*** Opening of The records ***
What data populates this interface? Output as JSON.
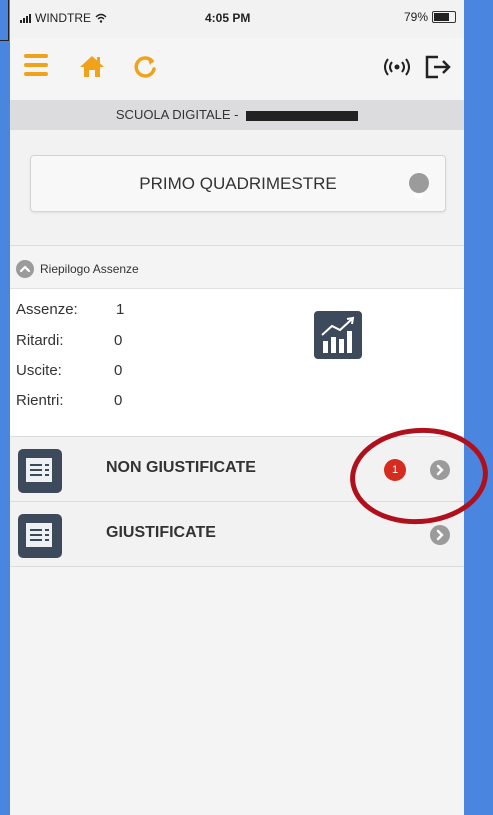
{
  "status_bar": {
    "carrier": "WINDTRE",
    "time": "4:05 PM",
    "battery": "79%"
  },
  "header": {
    "school_label": "SCUOLA DIGITALE -"
  },
  "period_selector": {
    "value": "PRIMO QUADRIMESTRE"
  },
  "summary": {
    "title": "Riepilogo Assenze",
    "rows": [
      {
        "label": "Assenze:",
        "value": "1"
      },
      {
        "label": "Ritardi:",
        "value": "0"
      },
      {
        "label": "Uscite:",
        "value": "0"
      },
      {
        "label": "Rientri:",
        "value": "0"
      }
    ]
  },
  "list": [
    {
      "label": "NON GIUSTIFICATE",
      "badge": "1"
    },
    {
      "label": "GIUSTIFICATE",
      "badge": ""
    }
  ],
  "colors": {
    "accent": "#f0a21a",
    "badge": "#d62b1f",
    "annotation": "#b0101b",
    "icon_bg": "#3d4a5c"
  },
  "icons": [
    "menu-icon",
    "home-icon",
    "refresh-icon",
    "broadcast-icon",
    "logout-icon",
    "chevron-down-icon",
    "collapse-icon",
    "chart-icon",
    "list-document-icon",
    "chevron-right-icon"
  ]
}
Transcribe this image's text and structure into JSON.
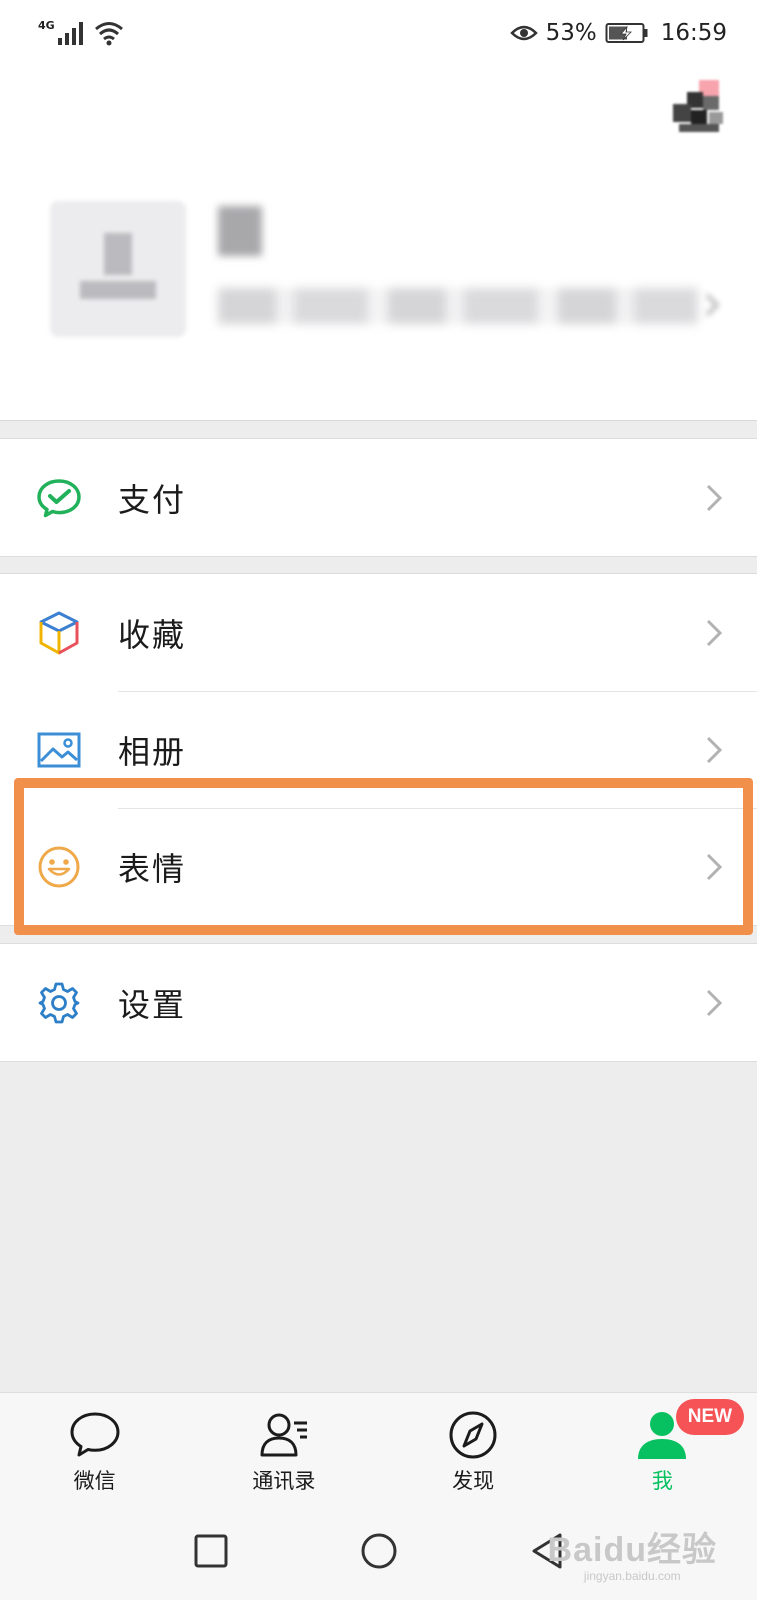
{
  "status_bar": {
    "network": "4G",
    "battery_percent": "53%",
    "time": "16:59"
  },
  "profile": {
    "nickname": "",
    "wechat_id": ""
  },
  "menu": {
    "pay": {
      "label": "支付",
      "icon": "wechat-pay-icon"
    },
    "favorites": {
      "label": "收藏",
      "icon": "favorites-cube-icon"
    },
    "album": {
      "label": "相册",
      "icon": "album-image-icon"
    },
    "stickers": {
      "label": "表情",
      "icon": "sticker-smile-icon"
    },
    "settings": {
      "label": "设置",
      "icon": "gear-icon"
    }
  },
  "tabs": [
    {
      "label": "微信",
      "icon": "chat-bubble-icon",
      "active": false
    },
    {
      "label": "通讯录",
      "icon": "contacts-icon",
      "active": false
    },
    {
      "label": "发现",
      "icon": "compass-icon",
      "active": false
    },
    {
      "label": "我",
      "icon": "me-person-icon",
      "active": true,
      "badge": "NEW"
    }
  ],
  "watermark": {
    "logo": "Baidu经验",
    "site": "jingyan.baidu.com"
  },
  "colors": {
    "wechat_green": "#07c160",
    "highlight_orange": "#f0904b",
    "badge_red": "#f55356",
    "page_bg": "#ededed"
  }
}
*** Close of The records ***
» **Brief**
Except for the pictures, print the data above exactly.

» **Result for this task**
What data populates this interface? Output as JSON.
{
  "status_bar": {
    "carrier": "WINDTRE",
    "time": "4:05 PM",
    "battery": "79%"
  },
  "header": {
    "school_label": "SCUOLA DIGITALE -"
  },
  "period_selector": {
    "value": "PRIMO QUADRIMESTRE"
  },
  "summary": {
    "title": "Riepilogo Assenze",
    "rows": [
      {
        "label": "Assenze:",
        "value": "1"
      },
      {
        "label": "Ritardi:",
        "value": "0"
      },
      {
        "label": "Uscite:",
        "value": "0"
      },
      {
        "label": "Rientri:",
        "value": "0"
      }
    ]
  },
  "list": [
    {
      "label": "NON GIUSTIFICATE",
      "badge": "1"
    },
    {
      "label": "GIUSTIFICATE",
      "badge": ""
    }
  ],
  "colors": {
    "accent": "#f0a21a",
    "badge": "#d62b1f",
    "annotation": "#b0101b",
    "icon_bg": "#3d4a5c"
  },
  "icons": [
    "menu-icon",
    "home-icon",
    "refresh-icon",
    "broadcast-icon",
    "logout-icon",
    "chevron-down-icon",
    "collapse-icon",
    "chart-icon",
    "list-document-icon",
    "chevron-right-icon"
  ]
}
Transcribe this image's text and structure into JSON.
{
  "status_bar": {
    "network": "4G",
    "battery_percent": "53%",
    "time": "16:59"
  },
  "profile": {
    "nickname": "",
    "wechat_id": ""
  },
  "menu": {
    "pay": {
      "label": "支付",
      "icon": "wechat-pay-icon"
    },
    "favorites": {
      "label": "收藏",
      "icon": "favorites-cube-icon"
    },
    "album": {
      "label": "相册",
      "icon": "album-image-icon"
    },
    "stickers": {
      "label": "表情",
      "icon": "sticker-smile-icon"
    },
    "settings": {
      "label": "设置",
      "icon": "gear-icon"
    }
  },
  "tabs": [
    {
      "label": "微信",
      "icon": "chat-bubble-icon",
      "active": false
    },
    {
      "label": "通讯录",
      "icon": "contacts-icon",
      "active": false
    },
    {
      "label": "发现",
      "icon": "compass-icon",
      "active": false
    },
    {
      "label": "我",
      "icon": "me-person-icon",
      "active": true,
      "badge": "NEW"
    }
  ],
  "watermark": {
    "logo": "Baidu经验",
    "site": "jingyan.baidu.com"
  },
  "colors": {
    "wechat_green": "#07c160",
    "highlight_orange": "#f0904b",
    "badge_red": "#f55356",
    "page_bg": "#ededed"
  }
}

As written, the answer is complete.